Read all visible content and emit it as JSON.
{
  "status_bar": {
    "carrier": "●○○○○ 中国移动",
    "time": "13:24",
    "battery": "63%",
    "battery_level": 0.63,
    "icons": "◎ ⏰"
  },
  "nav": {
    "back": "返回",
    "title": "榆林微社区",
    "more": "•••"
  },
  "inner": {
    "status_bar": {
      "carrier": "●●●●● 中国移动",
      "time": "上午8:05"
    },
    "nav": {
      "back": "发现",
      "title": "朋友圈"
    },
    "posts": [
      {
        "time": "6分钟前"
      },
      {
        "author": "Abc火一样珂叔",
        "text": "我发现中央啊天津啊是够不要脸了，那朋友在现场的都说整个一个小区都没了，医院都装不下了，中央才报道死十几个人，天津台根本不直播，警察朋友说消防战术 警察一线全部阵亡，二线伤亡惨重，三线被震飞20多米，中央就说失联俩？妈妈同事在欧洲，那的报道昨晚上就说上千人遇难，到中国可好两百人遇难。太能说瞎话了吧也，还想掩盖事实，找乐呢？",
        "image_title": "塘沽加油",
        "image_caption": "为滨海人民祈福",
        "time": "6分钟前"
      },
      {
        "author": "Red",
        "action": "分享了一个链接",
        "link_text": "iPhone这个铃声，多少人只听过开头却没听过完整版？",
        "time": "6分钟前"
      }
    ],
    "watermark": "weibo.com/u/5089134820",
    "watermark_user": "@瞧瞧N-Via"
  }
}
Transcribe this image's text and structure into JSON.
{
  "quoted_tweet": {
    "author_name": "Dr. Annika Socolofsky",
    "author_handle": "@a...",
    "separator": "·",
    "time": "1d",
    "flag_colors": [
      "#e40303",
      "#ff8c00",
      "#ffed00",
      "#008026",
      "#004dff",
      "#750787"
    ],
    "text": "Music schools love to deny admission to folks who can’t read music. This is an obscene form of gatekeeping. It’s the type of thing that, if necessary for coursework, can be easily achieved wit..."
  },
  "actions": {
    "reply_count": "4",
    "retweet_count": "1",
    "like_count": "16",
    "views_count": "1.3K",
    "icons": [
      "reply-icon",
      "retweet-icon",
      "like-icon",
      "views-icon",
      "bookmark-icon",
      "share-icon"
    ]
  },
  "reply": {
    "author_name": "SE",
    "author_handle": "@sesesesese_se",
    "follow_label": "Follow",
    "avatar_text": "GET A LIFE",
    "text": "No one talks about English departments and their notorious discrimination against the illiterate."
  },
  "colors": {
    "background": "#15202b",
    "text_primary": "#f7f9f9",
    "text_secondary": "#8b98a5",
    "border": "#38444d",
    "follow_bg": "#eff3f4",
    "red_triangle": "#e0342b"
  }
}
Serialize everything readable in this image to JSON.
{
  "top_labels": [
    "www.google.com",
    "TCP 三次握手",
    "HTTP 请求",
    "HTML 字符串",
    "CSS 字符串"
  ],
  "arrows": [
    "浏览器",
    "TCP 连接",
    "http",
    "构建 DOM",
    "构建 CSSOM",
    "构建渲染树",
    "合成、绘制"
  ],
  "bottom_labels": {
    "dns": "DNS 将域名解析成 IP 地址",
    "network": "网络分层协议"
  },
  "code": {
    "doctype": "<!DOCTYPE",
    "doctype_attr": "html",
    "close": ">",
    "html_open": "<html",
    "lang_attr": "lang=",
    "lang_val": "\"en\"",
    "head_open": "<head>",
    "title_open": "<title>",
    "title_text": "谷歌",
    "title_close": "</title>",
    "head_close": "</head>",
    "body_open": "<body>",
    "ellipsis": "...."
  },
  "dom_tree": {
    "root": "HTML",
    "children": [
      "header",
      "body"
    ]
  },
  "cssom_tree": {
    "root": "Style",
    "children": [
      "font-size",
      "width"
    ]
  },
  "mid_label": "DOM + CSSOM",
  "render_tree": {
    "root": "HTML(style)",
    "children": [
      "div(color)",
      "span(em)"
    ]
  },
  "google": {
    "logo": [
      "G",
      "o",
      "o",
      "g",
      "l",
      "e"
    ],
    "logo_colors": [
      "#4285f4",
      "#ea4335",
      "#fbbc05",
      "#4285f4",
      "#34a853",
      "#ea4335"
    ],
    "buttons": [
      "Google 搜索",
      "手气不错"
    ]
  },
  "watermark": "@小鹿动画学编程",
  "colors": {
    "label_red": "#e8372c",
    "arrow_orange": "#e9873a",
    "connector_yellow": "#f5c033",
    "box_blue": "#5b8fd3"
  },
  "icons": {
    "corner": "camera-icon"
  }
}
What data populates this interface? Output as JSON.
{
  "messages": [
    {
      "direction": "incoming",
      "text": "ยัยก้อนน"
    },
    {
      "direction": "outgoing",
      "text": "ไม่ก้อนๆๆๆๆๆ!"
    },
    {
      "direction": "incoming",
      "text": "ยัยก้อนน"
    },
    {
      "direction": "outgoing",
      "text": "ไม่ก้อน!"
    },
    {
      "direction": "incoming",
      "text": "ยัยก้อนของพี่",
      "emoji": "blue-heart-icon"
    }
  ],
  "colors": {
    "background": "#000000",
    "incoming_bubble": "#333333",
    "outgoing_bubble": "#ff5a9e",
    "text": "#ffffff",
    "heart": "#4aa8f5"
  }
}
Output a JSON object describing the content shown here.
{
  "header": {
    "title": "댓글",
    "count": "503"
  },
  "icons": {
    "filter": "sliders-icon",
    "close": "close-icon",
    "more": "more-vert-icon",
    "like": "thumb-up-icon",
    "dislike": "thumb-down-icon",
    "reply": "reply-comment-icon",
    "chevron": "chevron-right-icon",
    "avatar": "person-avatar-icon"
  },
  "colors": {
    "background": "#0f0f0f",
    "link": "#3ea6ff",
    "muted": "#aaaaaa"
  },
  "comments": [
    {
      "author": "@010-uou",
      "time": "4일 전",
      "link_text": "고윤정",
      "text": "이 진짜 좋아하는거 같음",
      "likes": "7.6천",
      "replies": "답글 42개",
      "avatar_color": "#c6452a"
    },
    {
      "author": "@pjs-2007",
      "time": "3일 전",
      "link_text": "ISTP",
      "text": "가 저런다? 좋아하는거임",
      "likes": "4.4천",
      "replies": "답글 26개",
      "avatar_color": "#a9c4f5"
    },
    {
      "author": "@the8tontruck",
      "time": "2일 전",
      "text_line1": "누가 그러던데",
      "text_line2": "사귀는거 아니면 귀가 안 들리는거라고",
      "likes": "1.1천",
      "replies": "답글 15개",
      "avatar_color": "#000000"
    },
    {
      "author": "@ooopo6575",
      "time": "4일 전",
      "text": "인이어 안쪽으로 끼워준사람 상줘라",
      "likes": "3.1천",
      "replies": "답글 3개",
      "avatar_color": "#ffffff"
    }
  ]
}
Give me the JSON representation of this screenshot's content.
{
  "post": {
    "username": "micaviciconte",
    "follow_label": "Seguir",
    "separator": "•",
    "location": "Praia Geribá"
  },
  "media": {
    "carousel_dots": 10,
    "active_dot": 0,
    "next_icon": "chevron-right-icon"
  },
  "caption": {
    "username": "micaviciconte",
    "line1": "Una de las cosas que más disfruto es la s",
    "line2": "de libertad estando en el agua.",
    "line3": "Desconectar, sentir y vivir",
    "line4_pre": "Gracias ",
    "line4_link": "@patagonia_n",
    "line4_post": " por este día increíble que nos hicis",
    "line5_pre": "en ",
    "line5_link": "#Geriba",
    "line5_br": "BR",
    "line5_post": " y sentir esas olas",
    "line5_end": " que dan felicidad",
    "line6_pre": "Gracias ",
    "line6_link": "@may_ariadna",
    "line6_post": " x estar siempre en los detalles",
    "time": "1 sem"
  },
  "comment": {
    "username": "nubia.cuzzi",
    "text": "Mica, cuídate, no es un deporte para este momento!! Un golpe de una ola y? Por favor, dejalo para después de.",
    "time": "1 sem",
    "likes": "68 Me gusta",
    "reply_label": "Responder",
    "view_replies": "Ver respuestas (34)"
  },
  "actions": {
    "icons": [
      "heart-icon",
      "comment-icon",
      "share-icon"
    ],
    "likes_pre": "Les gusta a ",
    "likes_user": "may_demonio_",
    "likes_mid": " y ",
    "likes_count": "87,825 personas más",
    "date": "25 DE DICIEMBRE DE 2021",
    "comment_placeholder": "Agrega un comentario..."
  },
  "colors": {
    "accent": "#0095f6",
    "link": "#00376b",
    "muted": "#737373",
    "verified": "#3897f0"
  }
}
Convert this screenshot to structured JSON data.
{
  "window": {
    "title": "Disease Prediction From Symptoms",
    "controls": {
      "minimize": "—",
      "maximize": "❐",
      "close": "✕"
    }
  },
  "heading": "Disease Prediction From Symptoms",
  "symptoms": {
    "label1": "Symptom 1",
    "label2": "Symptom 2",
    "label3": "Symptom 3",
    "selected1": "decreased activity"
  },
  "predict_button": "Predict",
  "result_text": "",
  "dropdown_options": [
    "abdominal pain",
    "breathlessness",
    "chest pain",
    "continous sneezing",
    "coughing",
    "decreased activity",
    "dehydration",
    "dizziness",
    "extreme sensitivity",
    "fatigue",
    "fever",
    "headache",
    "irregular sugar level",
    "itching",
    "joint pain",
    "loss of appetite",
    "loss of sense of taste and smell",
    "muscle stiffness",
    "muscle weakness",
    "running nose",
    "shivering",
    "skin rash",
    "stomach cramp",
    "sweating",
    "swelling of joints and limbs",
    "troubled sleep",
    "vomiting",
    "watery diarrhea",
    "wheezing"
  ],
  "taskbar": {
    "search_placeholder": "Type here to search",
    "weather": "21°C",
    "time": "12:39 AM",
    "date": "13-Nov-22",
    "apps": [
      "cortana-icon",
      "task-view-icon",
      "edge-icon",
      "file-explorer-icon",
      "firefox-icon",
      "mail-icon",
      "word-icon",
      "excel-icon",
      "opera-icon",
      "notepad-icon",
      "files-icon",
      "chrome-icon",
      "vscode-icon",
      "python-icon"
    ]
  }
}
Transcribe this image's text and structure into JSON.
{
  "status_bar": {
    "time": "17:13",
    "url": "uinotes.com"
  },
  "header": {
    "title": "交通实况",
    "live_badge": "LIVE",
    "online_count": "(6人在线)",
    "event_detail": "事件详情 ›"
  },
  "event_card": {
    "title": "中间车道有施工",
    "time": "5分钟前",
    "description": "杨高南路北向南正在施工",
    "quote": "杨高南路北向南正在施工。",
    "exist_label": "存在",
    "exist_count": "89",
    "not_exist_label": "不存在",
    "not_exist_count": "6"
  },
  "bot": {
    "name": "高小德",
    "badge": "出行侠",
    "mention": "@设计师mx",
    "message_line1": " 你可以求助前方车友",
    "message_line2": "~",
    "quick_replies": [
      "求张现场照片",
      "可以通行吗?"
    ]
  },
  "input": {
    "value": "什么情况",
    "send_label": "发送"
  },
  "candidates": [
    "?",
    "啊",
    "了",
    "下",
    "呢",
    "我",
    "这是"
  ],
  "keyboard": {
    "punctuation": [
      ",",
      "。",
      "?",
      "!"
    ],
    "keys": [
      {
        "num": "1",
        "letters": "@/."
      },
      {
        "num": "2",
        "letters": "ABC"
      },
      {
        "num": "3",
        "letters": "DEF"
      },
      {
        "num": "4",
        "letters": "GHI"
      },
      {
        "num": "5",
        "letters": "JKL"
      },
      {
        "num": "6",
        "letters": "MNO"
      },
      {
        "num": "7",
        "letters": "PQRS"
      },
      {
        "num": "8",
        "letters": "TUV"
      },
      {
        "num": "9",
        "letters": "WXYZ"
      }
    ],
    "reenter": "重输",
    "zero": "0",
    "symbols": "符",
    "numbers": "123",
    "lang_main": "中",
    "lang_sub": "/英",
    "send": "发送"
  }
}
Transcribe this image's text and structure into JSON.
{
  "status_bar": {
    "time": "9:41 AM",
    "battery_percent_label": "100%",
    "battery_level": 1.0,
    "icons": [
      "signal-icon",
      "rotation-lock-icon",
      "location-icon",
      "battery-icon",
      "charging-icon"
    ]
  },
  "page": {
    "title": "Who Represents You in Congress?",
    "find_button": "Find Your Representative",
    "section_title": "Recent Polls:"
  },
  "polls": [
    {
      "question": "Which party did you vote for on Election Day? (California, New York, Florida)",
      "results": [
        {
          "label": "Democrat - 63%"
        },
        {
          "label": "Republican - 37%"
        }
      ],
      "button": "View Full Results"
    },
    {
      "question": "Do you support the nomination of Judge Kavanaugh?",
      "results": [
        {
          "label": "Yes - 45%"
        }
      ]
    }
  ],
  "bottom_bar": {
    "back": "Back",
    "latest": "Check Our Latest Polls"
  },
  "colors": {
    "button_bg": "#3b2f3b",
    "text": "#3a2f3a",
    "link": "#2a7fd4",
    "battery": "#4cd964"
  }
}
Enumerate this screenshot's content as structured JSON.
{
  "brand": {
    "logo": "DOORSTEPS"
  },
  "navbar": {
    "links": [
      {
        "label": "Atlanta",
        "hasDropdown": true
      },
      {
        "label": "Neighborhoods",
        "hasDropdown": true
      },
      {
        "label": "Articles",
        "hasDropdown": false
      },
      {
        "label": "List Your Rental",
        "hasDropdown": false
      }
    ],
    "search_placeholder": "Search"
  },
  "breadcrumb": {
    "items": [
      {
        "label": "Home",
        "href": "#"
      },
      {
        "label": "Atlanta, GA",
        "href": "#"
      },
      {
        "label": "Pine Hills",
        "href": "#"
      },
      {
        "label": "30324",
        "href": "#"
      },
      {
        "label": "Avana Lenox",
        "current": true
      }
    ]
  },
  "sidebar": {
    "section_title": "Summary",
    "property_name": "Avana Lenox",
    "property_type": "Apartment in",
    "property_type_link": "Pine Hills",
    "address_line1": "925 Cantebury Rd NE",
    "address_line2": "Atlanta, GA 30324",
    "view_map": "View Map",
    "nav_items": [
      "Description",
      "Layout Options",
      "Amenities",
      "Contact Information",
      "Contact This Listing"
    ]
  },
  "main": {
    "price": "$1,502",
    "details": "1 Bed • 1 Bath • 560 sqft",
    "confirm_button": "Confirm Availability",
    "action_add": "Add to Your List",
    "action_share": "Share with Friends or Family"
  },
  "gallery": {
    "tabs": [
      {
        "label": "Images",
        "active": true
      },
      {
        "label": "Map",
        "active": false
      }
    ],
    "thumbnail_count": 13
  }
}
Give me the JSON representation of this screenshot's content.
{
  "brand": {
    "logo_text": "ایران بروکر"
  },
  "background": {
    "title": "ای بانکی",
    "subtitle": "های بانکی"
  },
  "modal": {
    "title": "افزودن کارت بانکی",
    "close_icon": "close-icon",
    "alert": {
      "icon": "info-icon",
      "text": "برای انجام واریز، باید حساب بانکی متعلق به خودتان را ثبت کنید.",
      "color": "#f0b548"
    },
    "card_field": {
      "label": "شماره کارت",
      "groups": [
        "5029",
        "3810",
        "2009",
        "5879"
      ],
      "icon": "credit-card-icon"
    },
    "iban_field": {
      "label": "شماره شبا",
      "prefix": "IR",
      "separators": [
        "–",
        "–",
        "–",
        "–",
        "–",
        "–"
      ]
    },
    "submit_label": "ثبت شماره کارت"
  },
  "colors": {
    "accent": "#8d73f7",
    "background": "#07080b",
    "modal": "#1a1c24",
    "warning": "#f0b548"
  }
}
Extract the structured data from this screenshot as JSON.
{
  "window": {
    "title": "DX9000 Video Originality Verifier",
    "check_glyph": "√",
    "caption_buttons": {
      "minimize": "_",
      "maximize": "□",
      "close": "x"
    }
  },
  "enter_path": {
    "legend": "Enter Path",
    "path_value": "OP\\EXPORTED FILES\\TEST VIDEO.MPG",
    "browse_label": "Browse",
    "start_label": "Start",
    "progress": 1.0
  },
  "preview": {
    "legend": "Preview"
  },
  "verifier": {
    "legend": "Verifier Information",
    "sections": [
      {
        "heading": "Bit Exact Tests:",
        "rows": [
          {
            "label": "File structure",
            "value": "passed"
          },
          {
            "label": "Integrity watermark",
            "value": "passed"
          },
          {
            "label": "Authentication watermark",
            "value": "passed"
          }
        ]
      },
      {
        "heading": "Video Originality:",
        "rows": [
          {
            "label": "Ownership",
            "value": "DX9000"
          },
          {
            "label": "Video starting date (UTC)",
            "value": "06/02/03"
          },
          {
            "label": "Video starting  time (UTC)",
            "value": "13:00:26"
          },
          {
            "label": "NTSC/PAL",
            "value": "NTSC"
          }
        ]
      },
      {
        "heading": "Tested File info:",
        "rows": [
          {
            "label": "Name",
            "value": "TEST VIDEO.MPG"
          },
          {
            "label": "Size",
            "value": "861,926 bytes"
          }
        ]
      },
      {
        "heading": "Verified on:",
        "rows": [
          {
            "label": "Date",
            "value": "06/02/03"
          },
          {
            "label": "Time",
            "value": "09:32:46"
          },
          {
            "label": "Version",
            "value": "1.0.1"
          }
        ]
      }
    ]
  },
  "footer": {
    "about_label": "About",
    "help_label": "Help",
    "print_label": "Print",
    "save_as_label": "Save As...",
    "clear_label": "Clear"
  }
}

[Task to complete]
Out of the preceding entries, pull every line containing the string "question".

[Answer to the problem]
      "question": "Which party did you vote for on Election Day? (California, New York, Florida)",
      "question": "Do you support the nomination of Judge Kavanaugh?",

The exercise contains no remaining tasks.